French law enforcement officers conducted searches at two Nestlé water bottling facilities yesterday (9 April), following accusations concerning the illicit disposal of plastic bottle remnants.

The operations were carried out at the company’s establishments in Vosges, as confirmed by a spokesperson for Nestlé to Just Drinks.

The inquiries pertain to an investigation “opened in the past on the environmental aspects of the former landfills”.

“As we have done since the beginning of the investigation, we continue to cooperate fully with the authorities”, the spokesperson relayed.

They further disclosed that “Two-thirds of the affected sites have already been cleaned up by Nestlé Waters and we are awaiting feedback from the environmental authorities to specify the best management option for the remaining three sites.”

The spokesperson underscored that despite the landfills dating back to the 1960s, prior to Nestlé Waters’ acquisition, the company remains steadfast in its commitment to address the issues associated with these old dumping grounds.

Moreover, Nestlé has affirmed its dedication to “taking action and financing everything necessary for the management of the former landfills, under the control of the environmental authorities”.

Local media outlet France Bleu Sud Lorraine reported that the search was instigated by a complaint made last year by the national environmental campaign group Collectif Eau 88.

The activist group alleged that over 40,000 cubic metres of PVC waste had been neglected in landfills at Nestlé’s water production locales in the Saint-Ouen-lès-Parey and They-sous-Montfort areas.

Bernard Schmitt, a member of Collectif Eau 88, informed France Bleu Sud Lorraine, “The Saint-Ouen-lès-Parey landfill is closed and is not accessible.
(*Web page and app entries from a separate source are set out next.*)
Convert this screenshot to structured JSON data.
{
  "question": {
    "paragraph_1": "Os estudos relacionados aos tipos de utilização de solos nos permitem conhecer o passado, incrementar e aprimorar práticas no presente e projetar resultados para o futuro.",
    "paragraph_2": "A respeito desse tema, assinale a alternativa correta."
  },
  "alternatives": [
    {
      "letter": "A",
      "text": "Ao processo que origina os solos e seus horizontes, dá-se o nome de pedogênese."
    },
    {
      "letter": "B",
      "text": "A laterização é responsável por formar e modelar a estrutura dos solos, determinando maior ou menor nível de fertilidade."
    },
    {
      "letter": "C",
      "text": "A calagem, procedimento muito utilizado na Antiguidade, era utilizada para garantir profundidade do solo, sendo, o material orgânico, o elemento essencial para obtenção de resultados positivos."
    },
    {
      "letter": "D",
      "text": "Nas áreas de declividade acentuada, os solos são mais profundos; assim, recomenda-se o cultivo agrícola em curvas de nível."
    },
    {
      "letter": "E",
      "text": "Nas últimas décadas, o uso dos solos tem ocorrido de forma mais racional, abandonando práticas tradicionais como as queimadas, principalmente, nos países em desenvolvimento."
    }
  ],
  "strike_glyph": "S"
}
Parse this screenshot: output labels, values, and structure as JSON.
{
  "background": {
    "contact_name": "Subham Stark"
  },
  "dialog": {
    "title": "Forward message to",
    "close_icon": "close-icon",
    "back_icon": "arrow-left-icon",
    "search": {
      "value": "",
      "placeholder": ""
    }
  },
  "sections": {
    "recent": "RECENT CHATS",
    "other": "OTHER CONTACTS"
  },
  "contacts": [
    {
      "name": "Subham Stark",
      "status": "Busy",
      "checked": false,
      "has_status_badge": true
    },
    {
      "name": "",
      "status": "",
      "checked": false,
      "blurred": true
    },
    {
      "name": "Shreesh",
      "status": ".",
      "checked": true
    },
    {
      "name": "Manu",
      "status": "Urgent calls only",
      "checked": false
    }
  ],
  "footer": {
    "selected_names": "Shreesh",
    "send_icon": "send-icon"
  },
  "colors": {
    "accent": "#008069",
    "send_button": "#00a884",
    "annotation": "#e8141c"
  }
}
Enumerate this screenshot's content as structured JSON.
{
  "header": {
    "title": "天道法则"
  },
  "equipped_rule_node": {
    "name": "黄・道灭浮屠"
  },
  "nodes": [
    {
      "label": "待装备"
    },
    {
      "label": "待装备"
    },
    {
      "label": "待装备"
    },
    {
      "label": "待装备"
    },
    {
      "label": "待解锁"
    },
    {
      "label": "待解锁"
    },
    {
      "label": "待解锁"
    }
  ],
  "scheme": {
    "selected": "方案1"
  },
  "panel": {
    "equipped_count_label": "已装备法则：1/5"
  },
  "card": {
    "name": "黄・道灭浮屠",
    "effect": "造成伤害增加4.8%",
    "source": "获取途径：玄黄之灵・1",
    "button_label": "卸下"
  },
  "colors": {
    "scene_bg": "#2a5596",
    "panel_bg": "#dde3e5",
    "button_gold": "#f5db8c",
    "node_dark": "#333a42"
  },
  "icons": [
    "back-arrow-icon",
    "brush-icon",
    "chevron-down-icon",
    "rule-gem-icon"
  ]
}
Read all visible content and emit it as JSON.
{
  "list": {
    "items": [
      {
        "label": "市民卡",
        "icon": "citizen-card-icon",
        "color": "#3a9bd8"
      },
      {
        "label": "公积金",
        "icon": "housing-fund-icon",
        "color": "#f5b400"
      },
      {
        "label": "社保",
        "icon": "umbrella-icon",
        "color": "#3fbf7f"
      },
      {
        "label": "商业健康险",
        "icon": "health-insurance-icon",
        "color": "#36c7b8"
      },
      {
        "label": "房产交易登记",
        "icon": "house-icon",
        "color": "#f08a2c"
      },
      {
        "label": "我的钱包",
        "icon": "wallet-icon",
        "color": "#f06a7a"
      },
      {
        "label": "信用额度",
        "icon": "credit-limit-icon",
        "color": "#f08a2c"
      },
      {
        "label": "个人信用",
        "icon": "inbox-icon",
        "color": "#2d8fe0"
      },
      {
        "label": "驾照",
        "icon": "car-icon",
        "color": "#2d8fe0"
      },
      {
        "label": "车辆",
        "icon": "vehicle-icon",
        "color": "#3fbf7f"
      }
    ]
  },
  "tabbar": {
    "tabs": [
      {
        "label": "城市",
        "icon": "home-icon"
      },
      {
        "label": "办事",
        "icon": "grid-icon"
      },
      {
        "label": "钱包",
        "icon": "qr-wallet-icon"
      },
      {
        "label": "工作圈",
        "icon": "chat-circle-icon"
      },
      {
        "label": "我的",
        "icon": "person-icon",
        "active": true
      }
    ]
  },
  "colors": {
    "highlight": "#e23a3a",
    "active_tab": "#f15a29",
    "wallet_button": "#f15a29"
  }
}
On the other hand, the one located in They-sous-Montfort is accessible and I would say open to the four winds.”

He expressed concerns about the potential for “chemical pollution in the short term and then physical pollution with micro and nano plastics” due to the condition of these sites.

Reflecting on the recent police action, Schmitt observed that “things are moving forward, with specialized and increasingly competent courts”.

This development is said to be unrelated to the separate probe into the standards and processing of Nestlé’s bottled waters.

Earlier this year, Nestlé acknowledged non-compliance with French water regulations in the handling of certain bottled water products.

Subsequently, an inquiry into the firm’s water treatment practices was initiated.

The investigation is reportedly being led by the local prosecutors from the Épinal law courts in northeastern France, as per Le Monde.

In a recent turn of events, ANSES, France’s Agency for Food, Environmental and Occupational Health and Safety, disclosed that it had expressed concerns to the French government about the quality of Nestlé’s mineral water last October.

ANSES conveyed to Just Drinks that its evaluation “attests to an insufficient level of confidence” in the water’s quality.

In response, Nestlé reassured the public about the safety of its bottled water, affirming to Just Drinks that all its bottled water products are fit for consumption.


Sam Allcock, a seasoned entrepreneur with over two decades of expertise in Food & Drink Editorial.

Leave A Reply